## DIRECTIONS FOR THIS TASK
Please output the entries that follow exactly, without a single image.

○ ○ ○ ○

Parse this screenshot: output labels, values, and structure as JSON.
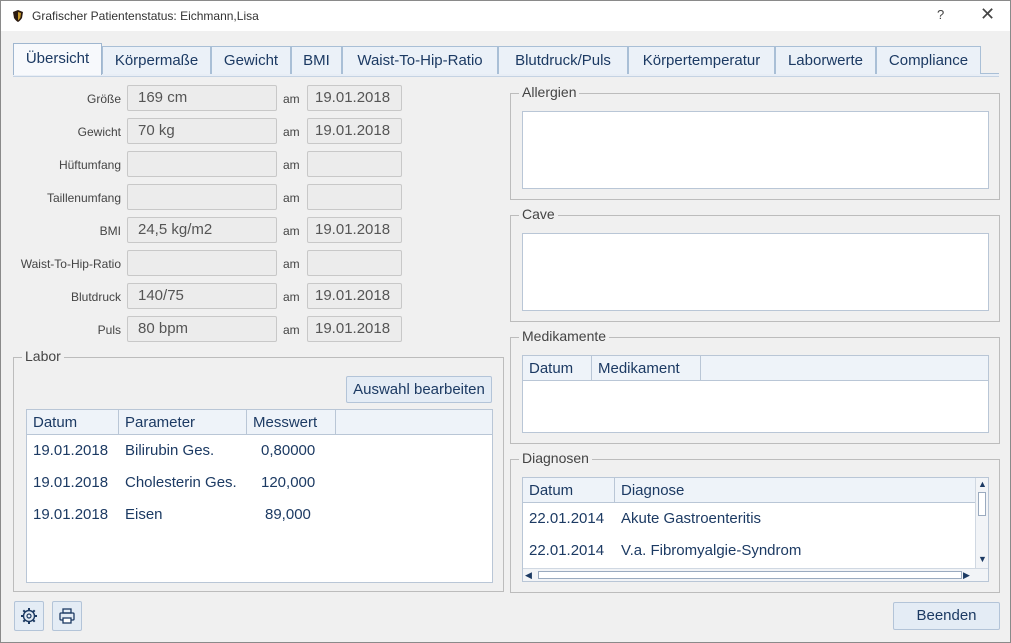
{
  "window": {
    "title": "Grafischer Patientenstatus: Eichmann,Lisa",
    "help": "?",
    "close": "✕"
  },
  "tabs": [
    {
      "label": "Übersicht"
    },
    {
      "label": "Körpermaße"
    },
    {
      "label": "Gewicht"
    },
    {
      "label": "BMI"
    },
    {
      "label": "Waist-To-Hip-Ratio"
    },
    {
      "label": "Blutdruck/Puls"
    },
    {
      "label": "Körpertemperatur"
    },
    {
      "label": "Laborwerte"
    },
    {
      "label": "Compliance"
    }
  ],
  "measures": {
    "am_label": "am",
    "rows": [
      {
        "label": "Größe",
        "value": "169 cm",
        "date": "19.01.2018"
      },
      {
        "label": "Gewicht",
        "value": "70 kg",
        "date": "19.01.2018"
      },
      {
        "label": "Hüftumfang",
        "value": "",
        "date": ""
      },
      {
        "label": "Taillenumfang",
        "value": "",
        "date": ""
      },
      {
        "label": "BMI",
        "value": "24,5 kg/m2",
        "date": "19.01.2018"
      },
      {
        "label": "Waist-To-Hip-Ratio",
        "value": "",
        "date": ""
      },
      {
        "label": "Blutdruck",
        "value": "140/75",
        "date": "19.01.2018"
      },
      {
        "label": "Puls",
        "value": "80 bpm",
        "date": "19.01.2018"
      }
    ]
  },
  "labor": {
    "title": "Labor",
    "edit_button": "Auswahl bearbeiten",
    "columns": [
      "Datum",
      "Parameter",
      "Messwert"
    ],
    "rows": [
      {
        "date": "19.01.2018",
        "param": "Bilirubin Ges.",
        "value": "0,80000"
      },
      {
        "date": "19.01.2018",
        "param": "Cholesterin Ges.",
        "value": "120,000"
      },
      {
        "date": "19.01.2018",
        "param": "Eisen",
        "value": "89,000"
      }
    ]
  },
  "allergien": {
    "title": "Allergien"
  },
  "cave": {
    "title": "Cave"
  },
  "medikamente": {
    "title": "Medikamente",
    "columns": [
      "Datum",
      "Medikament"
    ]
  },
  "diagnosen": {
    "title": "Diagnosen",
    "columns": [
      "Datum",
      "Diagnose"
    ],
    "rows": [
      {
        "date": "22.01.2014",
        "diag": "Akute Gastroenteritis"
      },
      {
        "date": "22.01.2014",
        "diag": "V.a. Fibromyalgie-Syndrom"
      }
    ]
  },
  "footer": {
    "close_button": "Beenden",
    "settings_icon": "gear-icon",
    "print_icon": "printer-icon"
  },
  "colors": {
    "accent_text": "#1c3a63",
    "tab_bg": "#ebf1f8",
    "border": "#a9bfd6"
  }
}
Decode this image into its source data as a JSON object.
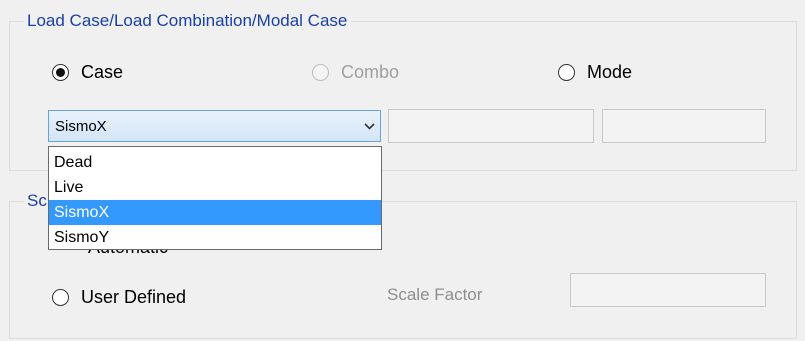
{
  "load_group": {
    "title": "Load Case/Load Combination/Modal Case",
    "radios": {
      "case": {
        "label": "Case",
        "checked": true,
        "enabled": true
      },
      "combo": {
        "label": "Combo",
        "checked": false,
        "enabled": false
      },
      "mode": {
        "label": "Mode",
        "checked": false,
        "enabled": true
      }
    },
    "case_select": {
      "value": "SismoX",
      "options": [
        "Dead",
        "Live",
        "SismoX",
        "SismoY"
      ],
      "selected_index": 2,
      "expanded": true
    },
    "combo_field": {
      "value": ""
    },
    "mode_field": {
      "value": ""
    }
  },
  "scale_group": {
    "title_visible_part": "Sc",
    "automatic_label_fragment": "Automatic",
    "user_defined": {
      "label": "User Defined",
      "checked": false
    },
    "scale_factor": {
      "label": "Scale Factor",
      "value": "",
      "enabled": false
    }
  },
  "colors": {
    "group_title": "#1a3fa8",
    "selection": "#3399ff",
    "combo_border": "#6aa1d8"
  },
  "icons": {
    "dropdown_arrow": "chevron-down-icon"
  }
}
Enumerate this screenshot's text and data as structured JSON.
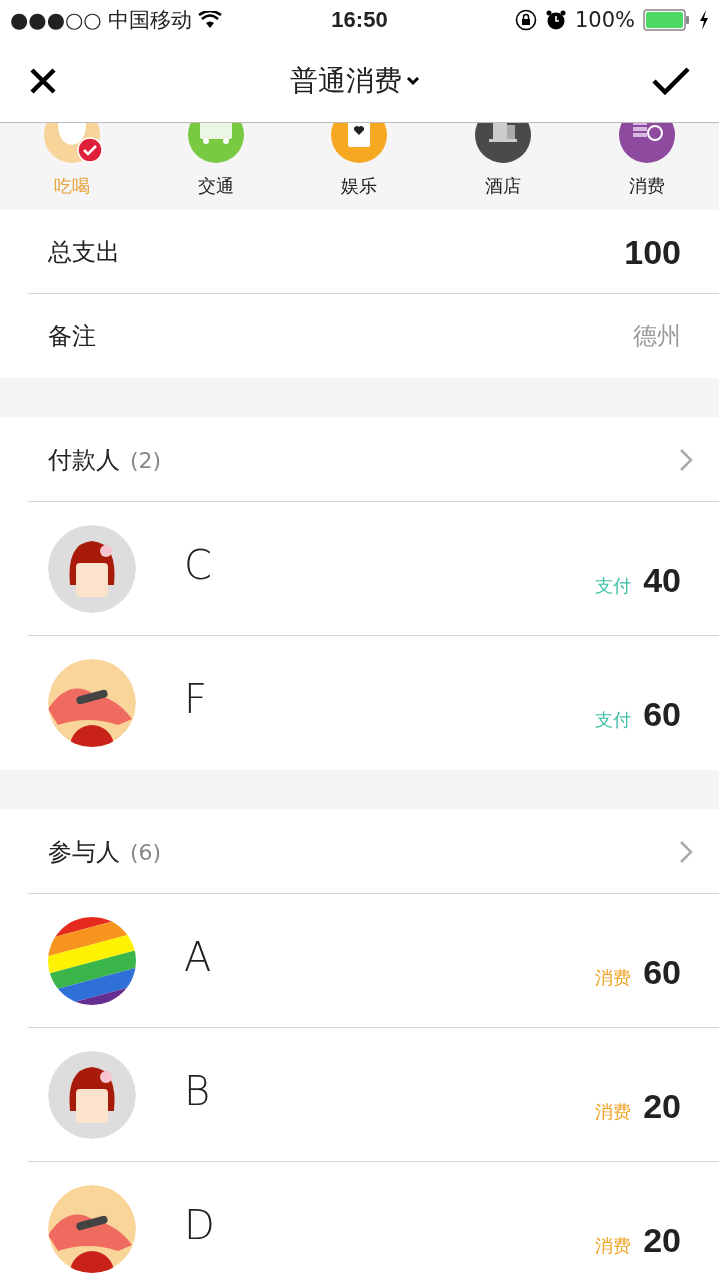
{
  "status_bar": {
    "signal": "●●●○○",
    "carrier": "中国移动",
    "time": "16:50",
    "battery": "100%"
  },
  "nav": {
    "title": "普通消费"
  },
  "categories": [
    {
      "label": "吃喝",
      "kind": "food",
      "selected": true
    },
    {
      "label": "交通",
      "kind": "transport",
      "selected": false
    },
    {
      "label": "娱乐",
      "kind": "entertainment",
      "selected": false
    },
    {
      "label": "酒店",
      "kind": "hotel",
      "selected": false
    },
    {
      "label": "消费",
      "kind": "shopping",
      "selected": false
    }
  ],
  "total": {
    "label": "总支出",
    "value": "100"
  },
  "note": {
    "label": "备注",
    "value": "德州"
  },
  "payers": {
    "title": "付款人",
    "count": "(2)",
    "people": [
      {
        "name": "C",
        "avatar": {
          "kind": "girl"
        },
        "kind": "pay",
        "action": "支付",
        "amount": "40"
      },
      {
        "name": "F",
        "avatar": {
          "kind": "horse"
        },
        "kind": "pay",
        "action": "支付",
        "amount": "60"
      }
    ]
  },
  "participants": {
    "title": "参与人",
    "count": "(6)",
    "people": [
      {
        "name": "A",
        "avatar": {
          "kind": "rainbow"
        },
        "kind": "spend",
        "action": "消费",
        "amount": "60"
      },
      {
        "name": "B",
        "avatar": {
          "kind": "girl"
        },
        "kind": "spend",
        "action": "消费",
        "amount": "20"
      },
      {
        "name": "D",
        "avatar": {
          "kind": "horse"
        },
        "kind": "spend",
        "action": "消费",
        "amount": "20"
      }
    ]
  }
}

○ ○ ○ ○

## SOLUTION TO THIS PROBLEM
Parse this screenshot: output labels, values, and structure as JSON.
{
  "window": {
    "title": "Grafischer Patientenstatus: Eichmann,Lisa",
    "help": "?",
    "close": "✕"
  },
  "tabs": [
    {
      "label": "Übersicht"
    },
    {
      "label": "Körpermaße"
    },
    {
      "label": "Gewicht"
    },
    {
      "label": "BMI"
    },
    {
      "label": "Waist-To-Hip-Ratio"
    },
    {
      "label": "Blutdruck/Puls"
    },
    {
      "label": "Körpertemperatur"
    },
    {
      "label": "Laborwerte"
    },
    {
      "label": "Compliance"
    }
  ],
  "measures": {
    "am_label": "am",
    "rows": [
      {
        "label": "Größe",
        "value": "169 cm",
        "date": "19.01.2018"
      },
      {
        "label": "Gewicht",
        "value": "70 kg",
        "date": "19.01.2018"
      },
      {
        "label": "Hüftumfang",
        "value": "",
        "date": ""
      },
      {
        "label": "Taillenumfang",
        "value": "",
        "date": ""
      },
      {
        "label": "BMI",
        "value": "24,5 kg/m2",
        "date": "19.01.2018"
      },
      {
        "label": "Waist-To-Hip-Ratio",
        "value": "",
        "date": ""
      },
      {
        "label": "Blutdruck",
        "value": "140/75",
        "date": "19.01.2018"
      },
      {
        "label": "Puls",
        "value": "80 bpm",
        "date": "19.01.2018"
      }
    ]
  },
  "labor": {
    "title": "Labor",
    "edit_button": "Auswahl bearbeiten",
    "columns": [
      "Datum",
      "Parameter",
      "Messwert"
    ],
    "rows": [
      {
        "date": "19.01.2018",
        "param": "Bilirubin Ges.",
        "value": "0,80000"
      },
      {
        "date": "19.01.2018",
        "param": "Cholesterin Ges.",
        "value": "120,000"
      },
      {
        "date": "19.01.2018",
        "param": "Eisen",
        "value": "89,000"
      }
    ]
  },
  "allergien": {
    "title": "Allergien"
  },
  "cave": {
    "title": "Cave"
  },
  "medikamente": {
    "title": "Medikamente",
    "columns": [
      "Datum",
      "Medikament"
    ]
  },
  "diagnosen": {
    "title": "Diagnosen",
    "columns": [
      "Datum",
      "Diagnose"
    ],
    "rows": [
      {
        "date": "22.01.2014",
        "diag": "Akute Gastroenteritis"
      },
      {
        "date": "22.01.2014",
        "diag": "V.a. Fibromyalgie-Syndrom"
      }
    ]
  },
  "footer": {
    "close_button": "Beenden",
    "settings_icon": "gear-icon",
    "print_icon": "printer-icon"
  },
  "colors": {
    "accent_text": "#1c3a63",
    "tab_bg": "#ebf1f8",
    "border": "#a9bfd6"
  }
}
Decode this image into its source data as a JSON object.
{
  "load_group": {
    "title": "Load Case/Load Combination/Modal Case",
    "radios": {
      "case": {
        "label": "Case",
        "checked": true,
        "enabled": true
      },
      "combo": {
        "label": "Combo",
        "checked": false,
        "enabled": false
      },
      "mode": {
        "label": "Mode",
        "checked": false,
        "enabled": true
      }
    },
    "case_select": {
      "value": "SismoX",
      "options": [
        "Dead",
        "Live",
        "SismoX",
        "SismoY"
      ],
      "selected_index": 2,
      "expanded": true
    },
    "combo_field": {
      "value": ""
    },
    "mode_field": {
      "value": ""
    }
  },
  "scale_group": {
    "title_visible_part": "Sc",
    "automatic_label_fragment": "Automatic",
    "user_defined": {
      "label": "User Defined",
      "checked": false
    },
    "scale_factor": {
      "label": "Scale Factor",
      "value": "",
      "enabled": false
    }
  },
  "colors": {
    "group_title": "#1a3fa8",
    "selection": "#3399ff",
    "combo_border": "#6aa1d8"
  },
  "icons": {
    "dropdown_arrow": "chevron-down-icon"
  }
}
Enumerate this screenshot's text and data as structured JSON.
{
  "status_bar": {
    "signal": "●●●○○",
    "carrier": "中国移动",
    "time": "16:50",
    "battery": "100%"
  },
  "nav": {
    "title": "普通消费"
  },
  "categories": [
    {
      "label": "吃喝",
      "kind": "food",
      "selected": true
    },
    {
      "label": "交通",
      "kind": "transport",
      "selected": false
    },
    {
      "label": "娱乐",
      "kind": "entertainment",
      "selected": false
    },
    {
      "label": "酒店",
      "kind": "hotel",
      "selected": false
    },
    {
      "label": "消费",
      "kind": "shopping",
      "selected": false
    }
  ],
  "total": {
    "label": "总支出",
    "value": "100"
  },
  "note": {
    "label": "备注",
    "value": "德州"
  },
  "payers": {
    "title": "付款人",
    "count": "(2)",
    "people": [
      {
        "name": "C",
        "avatar": {
          "kind": "girl"
        },
        "kind": "pay",
        "action": "支付",
        "amount": "40"
      },
      {
        "name": "F",
        "avatar": {
          "kind": "horse"
        },
        "kind": "pay",
        "action": "支付",
        "amount": "60"
      }
    ]
  },
  "participants": {
    "title": "参与人",
    "count": "(6)",
    "people": [
      {
        "name": "A",
        "avatar": {
          "kind": "rainbow"
        },
        "kind": "spend",
        "action": "消费",
        "amount": "60"
      },
      {
        "name": "B",
        "avatar": {
          "kind": "girl"
        },
        "kind": "spend",
        "action": "消费",
        "amount": "20"
      },
      {
        "name": "D",
        "avatar": {
          "kind": "horse"
        },
        "kind": "spend",
        "action": "消费",
        "amount": "20"
      }
    ]
  }
}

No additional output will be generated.